EXERCISE GOAL ->
Report how many lines below contain the word "count", and give only that number.

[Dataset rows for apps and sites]

——————————

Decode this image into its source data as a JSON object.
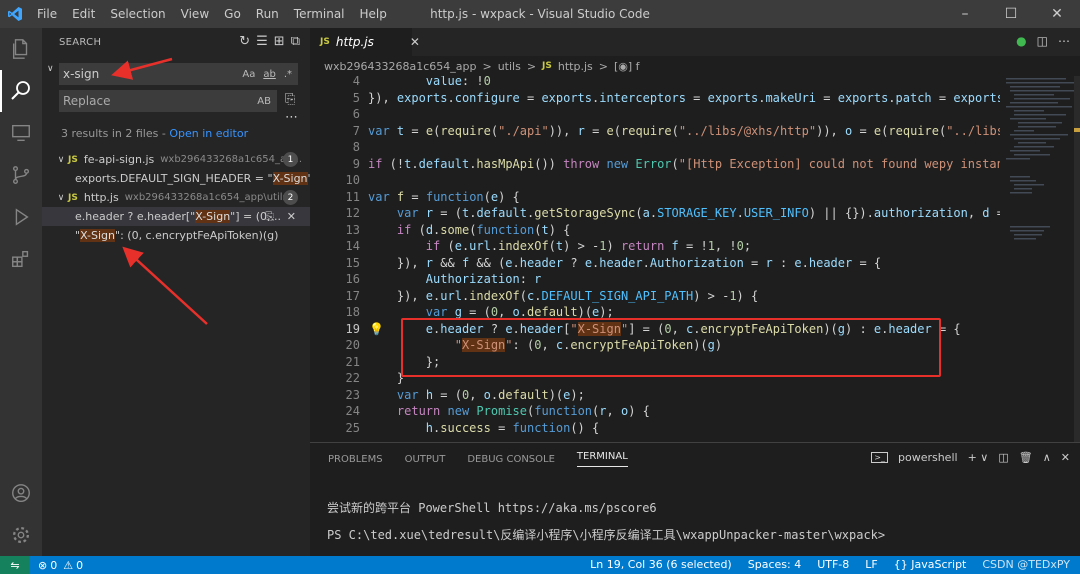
{
  "titlebar": {
    "menu": [
      "File",
      "Edit",
      "Selection",
      "View",
      "Go",
      "Run",
      "Terminal",
      "Help"
    ],
    "title": "http.js - wxpack - Visual Studio Code"
  },
  "search": {
    "header": "SEARCH",
    "query": "x-sign",
    "replace_placeholder": "Replace",
    "opt_case": "Aa",
    "opt_word": "ab",
    "opt_regex": ".*",
    "opt_preserve": "AB",
    "results_summary": "3 results in 2 files - ",
    "open_in_editor": "Open in editor",
    "files": [
      {
        "name": "fe-api-sign.js",
        "path": "wxb296433268a1c654_ap...",
        "count": "1",
        "matches": [
          {
            "pre": "exports.DEFAULT_SIGN_HEADER = \"",
            "hit": "X-Sign",
            "post": "\";"
          }
        ]
      },
      {
        "name": "http.js",
        "path": "wxb296433268a1c654_app\\utils",
        "count": "2",
        "matches": [
          {
            "pre": "e.header ? e.header[\"",
            "hit": "X-Sign",
            "post": "\"] = (0,..."
          },
          {
            "pre": "\"",
            "hit": "X-Sign",
            "post": "\": (0, c.encryptFeApiToken)(g)"
          }
        ]
      }
    ]
  },
  "editor": {
    "tab": "http.js",
    "breadcrumbs": [
      "wxb296433268a1c654_app",
      ">",
      "utils",
      ">",
      "JS",
      "http.js",
      ">",
      "[◉] f"
    ],
    "line_numbers": [
      "4",
      "5",
      "6",
      "7",
      "8",
      "9",
      "10",
      "11",
      "12",
      "13",
      "14",
      "15",
      "16",
      "17",
      "18",
      "19",
      "20",
      "21",
      "22",
      "23",
      "24",
      "25"
    ],
    "current_line": "19"
  },
  "terminal": {
    "tabs": [
      "PROBLEMS",
      "OUTPUT",
      "DEBUG CONSOLE",
      "TERMINAL"
    ],
    "shell": "powershell",
    "line1": "尝试新的跨平台 PowerShell https://aka.ms/pscore6",
    "line2": "PS C:\\ted.xue\\tedresult\\反编译小程序\\小程序反编译工具\\wxappUnpacker-master\\wxpack>"
  },
  "status": {
    "errors": "0",
    "warnings": "0",
    "position": "Ln 19, Col 36 (6 selected)",
    "spaces": "Spaces: 4",
    "encoding": "UTF-8",
    "eol": "LF",
    "language": "JavaScript",
    "watermark": "CSDN @TEDxPY"
  },
  "colors": {
    "accent": "#007acc",
    "highlight_box": "#e8302b",
    "arrow": "#e8302b"
  }
}
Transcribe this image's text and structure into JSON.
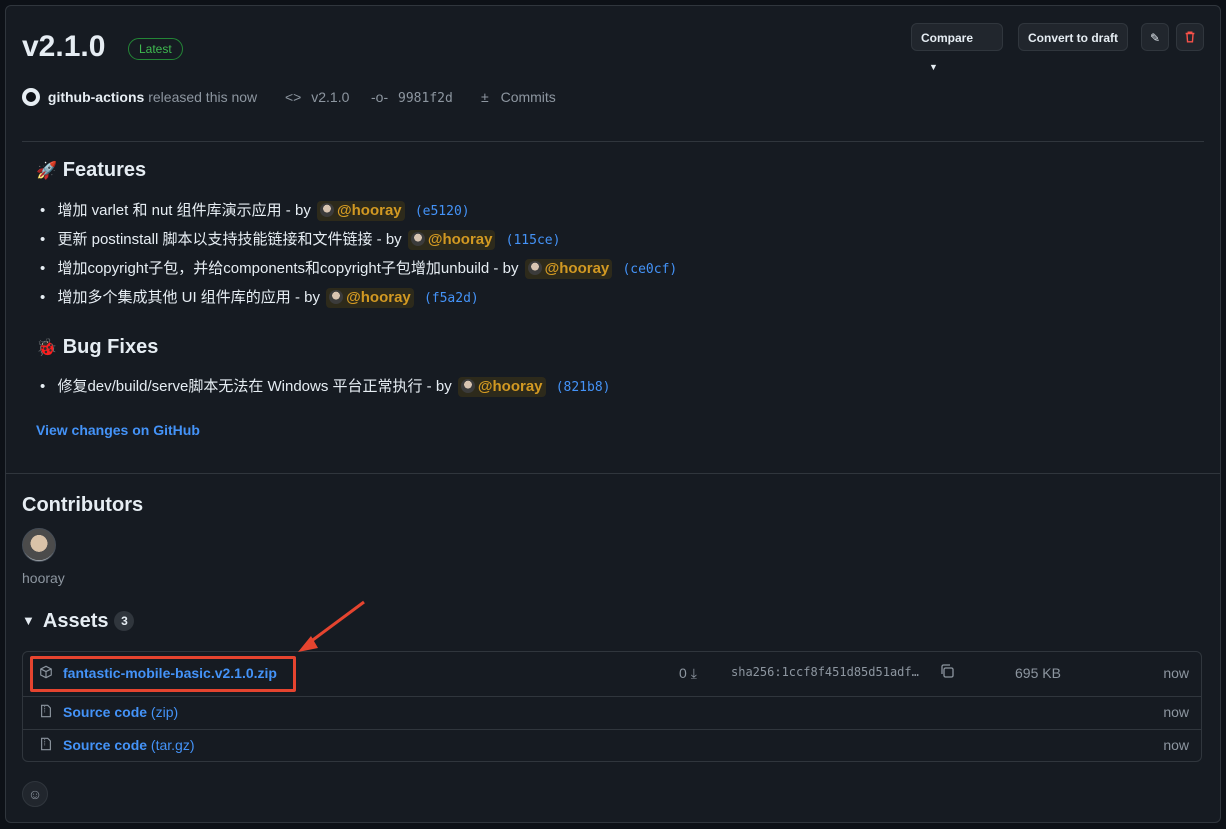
{
  "release": {
    "title": "v2.1.0",
    "badge": "Latest",
    "author": "github-actions",
    "released_text": "released this now",
    "tag": "v2.1.0",
    "commit": "9981f2d",
    "commits_label": "Commits"
  },
  "toolbar": {
    "compare_label": "Compare",
    "convert_label": "Convert to draft"
  },
  "features": {
    "heading_emoji": "🚀",
    "heading": "Features",
    "items": [
      {
        "text": "增加 varlet 和 nut 组件库演示应用",
        "by": "by",
        "user": "@hooray",
        "sha": "(e5120)"
      },
      {
        "text": "更新 postinstall 脚本以支持技能链接和文件链接",
        "by": "by",
        "user": "@hooray",
        "sha": "(115ce)"
      },
      {
        "text": "增加copyright子包，并给components和copyright子包增加unbuild",
        "by": "by",
        "user": "@hooray",
        "sha": "(ce0cf)"
      },
      {
        "text": "增加多个集成其他 UI 组件库的应用",
        "by": "by",
        "user": "@hooray",
        "sha": "(f5a2d)"
      }
    ]
  },
  "bugfixes": {
    "heading_emoji": "🐞",
    "heading": "Bug Fixes",
    "items": [
      {
        "text": "修复dev/build/serve脚本无法在 Windows 平台正常执行",
        "by": "by",
        "user": "@hooray",
        "sha": "(821b8)"
      }
    ]
  },
  "view_changes": "View changes on GitHub",
  "contributors": {
    "heading": "Contributors",
    "name": "hooray"
  },
  "assets": {
    "heading": "Assets",
    "count": "3",
    "items": [
      {
        "name": "fantastic-mobile-basic.v2.1.0.zip",
        "downloads": "0",
        "sha256": "sha256:1ccf8f451d85d51adf…",
        "size": "695 KB",
        "time": "now"
      },
      {
        "name": "Source code",
        "suffix": "(zip)",
        "time": "now"
      },
      {
        "name": "Source code",
        "suffix": "(tar.gz)",
        "time": "now"
      }
    ]
  }
}
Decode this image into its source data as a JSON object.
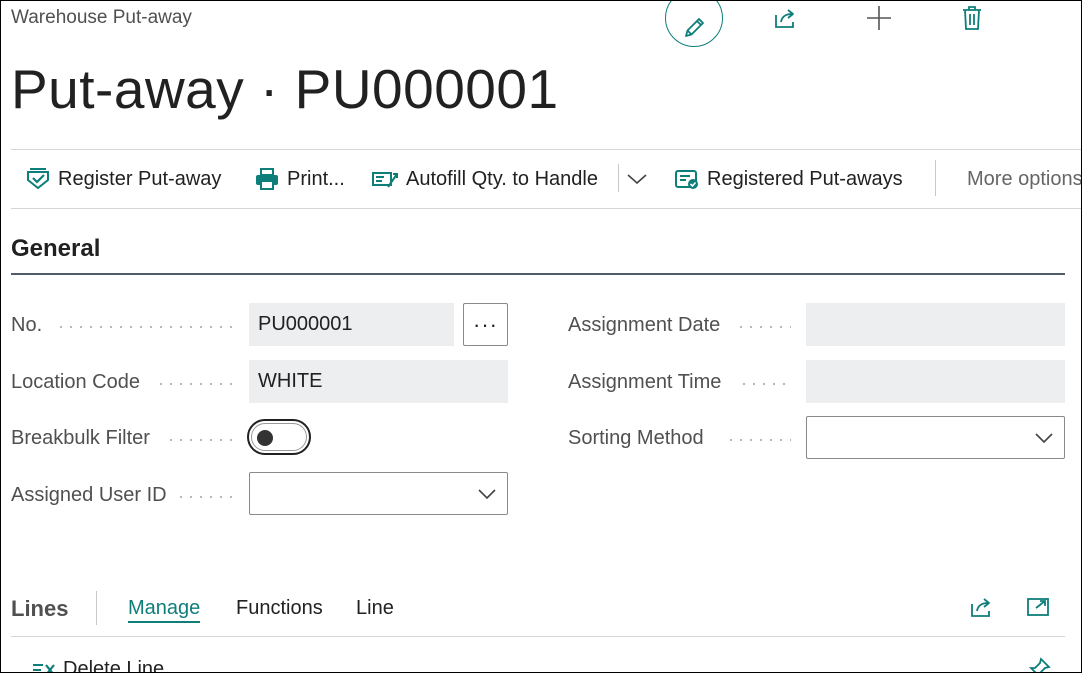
{
  "breadcrumb": "Warehouse Put-away",
  "page_title": "Put-away · PU000001",
  "top_actions": {
    "edit": "pencil-icon",
    "share": "share-icon",
    "new": "plus-icon",
    "delete": "trash-icon"
  },
  "action_bar": {
    "register": "Register Put-away",
    "print": "Print...",
    "autofill": "Autofill Qty. to Handle",
    "registered": "Registered Put-aways",
    "more": "More options"
  },
  "general": {
    "title": "General",
    "no_label": "No.",
    "no_value": "PU000001",
    "assist_label": "···",
    "location_label": "Location Code",
    "location_value": "WHITE",
    "breakbulk_label": "Breakbulk Filter",
    "breakbulk_on": false,
    "assigned_user_label": "Assigned User ID",
    "assigned_user_value": "",
    "assignment_date_label": "Assignment Date",
    "assignment_date_value": "",
    "assignment_time_label": "Assignment Time",
    "assignment_time_value": "",
    "sorting_method_label": "Sorting Method",
    "sorting_method_value": ""
  },
  "lines": {
    "title": "Lines",
    "tabs": [
      "Manage",
      "Functions",
      "Line"
    ],
    "active_tab": "Manage",
    "delete_line": "Delete Line"
  },
  "colors": {
    "accent": "#0e7e7a",
    "field_bg": "#edeeef",
    "label": "#505050"
  }
}
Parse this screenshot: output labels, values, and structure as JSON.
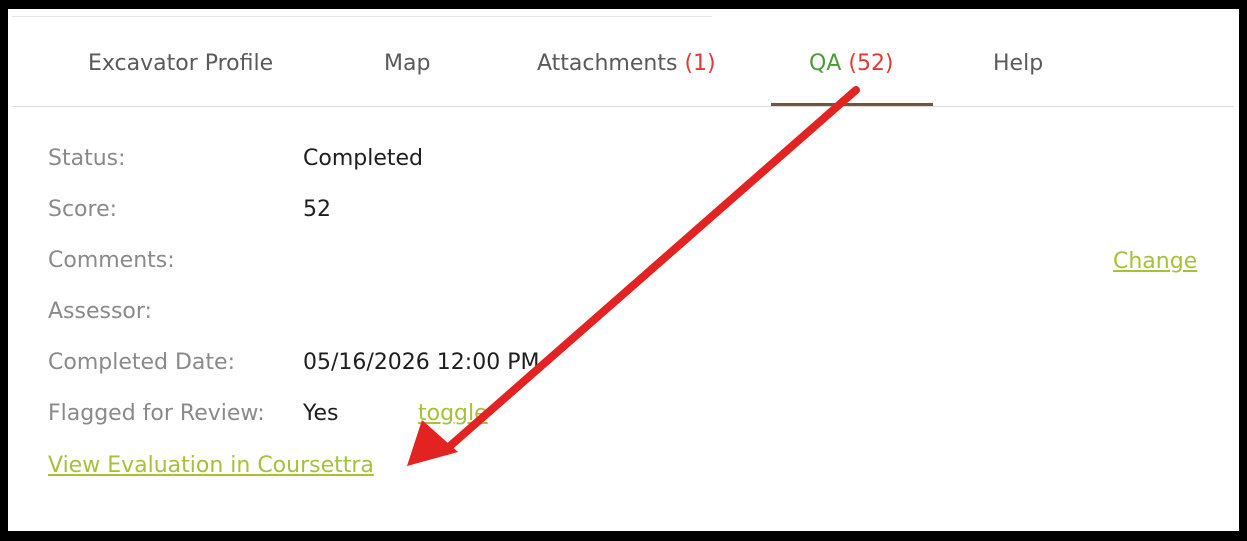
{
  "tabs": [
    {
      "label": "Excavator Profile",
      "count": ""
    },
    {
      "label": "Map",
      "count": ""
    },
    {
      "label": "Attachments ",
      "count": "(1)"
    },
    {
      "label": "QA ",
      "count": "(52)"
    },
    {
      "label": "Help",
      "count": ""
    }
  ],
  "active_tab": "QA",
  "details": {
    "status": {
      "label": "Status:",
      "value": "Completed"
    },
    "score": {
      "label": "Score:",
      "value": "52"
    },
    "comments": {
      "label": "Comments:",
      "value": ""
    },
    "assessor": {
      "label": "Assessor:",
      "value": ""
    },
    "completed_date": {
      "label": "Completed Date:",
      "value": "05/16/2026 12:00 PM"
    },
    "flagged": {
      "label": "Flagged for Review:",
      "value": "Yes"
    }
  },
  "links": {
    "change": "Change",
    "toggle": "toggle",
    "view_evaluation": "View Evaluation in Coursettra"
  },
  "colors": {
    "link": "#a6c23a",
    "count": "#e53935",
    "active_tab": "#4d9a3a",
    "tab_underline": "#6f5441",
    "annotation_arrow": "#e32222"
  }
}
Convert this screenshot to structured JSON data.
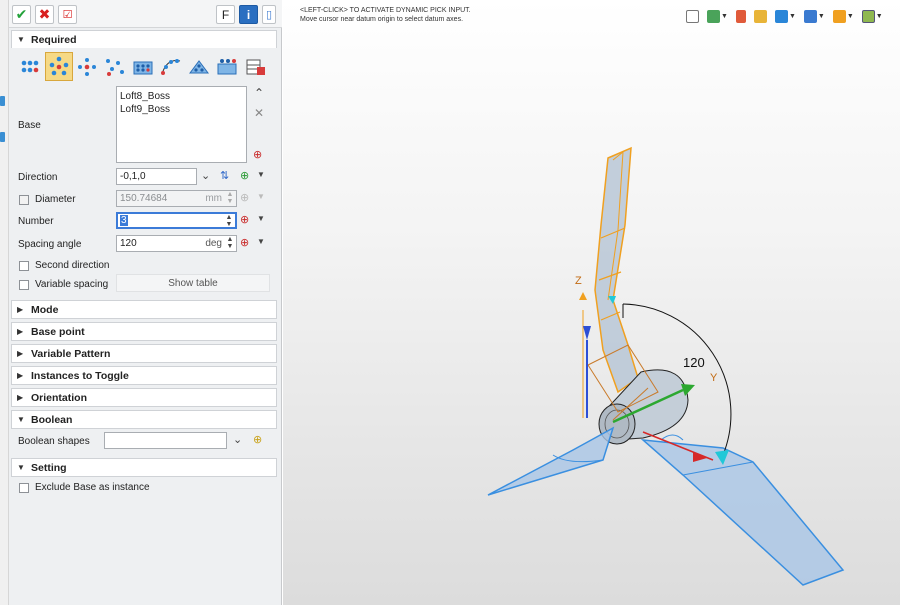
{
  "toolbar": {
    "ok_icon": "check-icon",
    "cancel_icon": "x-icon",
    "apply_icon": "apply-check-icon",
    "f_label": "F",
    "info_label": "i"
  },
  "required": {
    "title": "Required",
    "pattern_types": [
      "linear-pattern-icon",
      "circular-pattern-icon",
      "polygon-pattern-icon",
      "point-pattern-icon",
      "fill-pattern-icon",
      "curve-pattern-icon",
      "layout-pattern-icon",
      "variable-pattern-icon",
      "table-pattern-icon"
    ],
    "active_pattern_index": 1,
    "base_label": "Base",
    "base_items": [
      "Loft8_Boss",
      "Loft9_Boss"
    ],
    "direction_label": "Direction",
    "direction_value": "-0,1,0",
    "diameter_label": "Diameter",
    "diameter_value": "150.74684",
    "diameter_unit": "mm",
    "number_label": "Number",
    "number_value": "3",
    "spacing_label": "Spacing angle",
    "spacing_value": "120",
    "spacing_unit": "deg",
    "second_direction_label": "Second direction",
    "variable_spacing_label": "Variable spacing",
    "show_table_label": "Show table"
  },
  "sections": {
    "mode": "Mode",
    "base_point": "Base point",
    "variable_pattern": "Variable Pattern",
    "instances_to_toggle": "Instances to Toggle",
    "orientation": "Orientation",
    "boolean": "Boolean",
    "setting": "Setting"
  },
  "boolean": {
    "shapes_label": "Boolean shapes",
    "shapes_value": ""
  },
  "setting": {
    "exclude_label": "Exclude Base as instance"
  },
  "viewport": {
    "hint_line1": "<LEFT-CLICK> TO ACTIVATE DYNAMIC PICK INPUT.",
    "hint_line2": "Move cursor near datum origin to select datum axes.",
    "axis_z": "Z",
    "axis_y": "Y",
    "angle_label": "120",
    "colors": {
      "selection": "#3a8fe0",
      "highlight": "#f0a020",
      "axis_z": "#2d4fd6",
      "axis_y": "#2ca830",
      "axis_x": "#d62828"
    }
  }
}
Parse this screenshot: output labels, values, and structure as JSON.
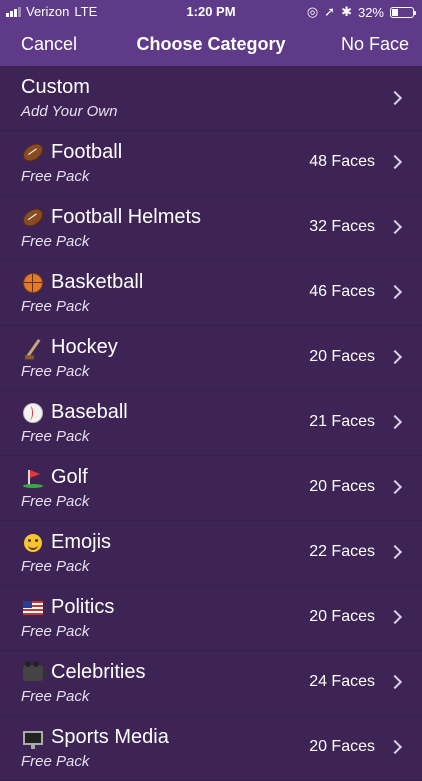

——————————

ANSWER TO THE EXERCISE ->
9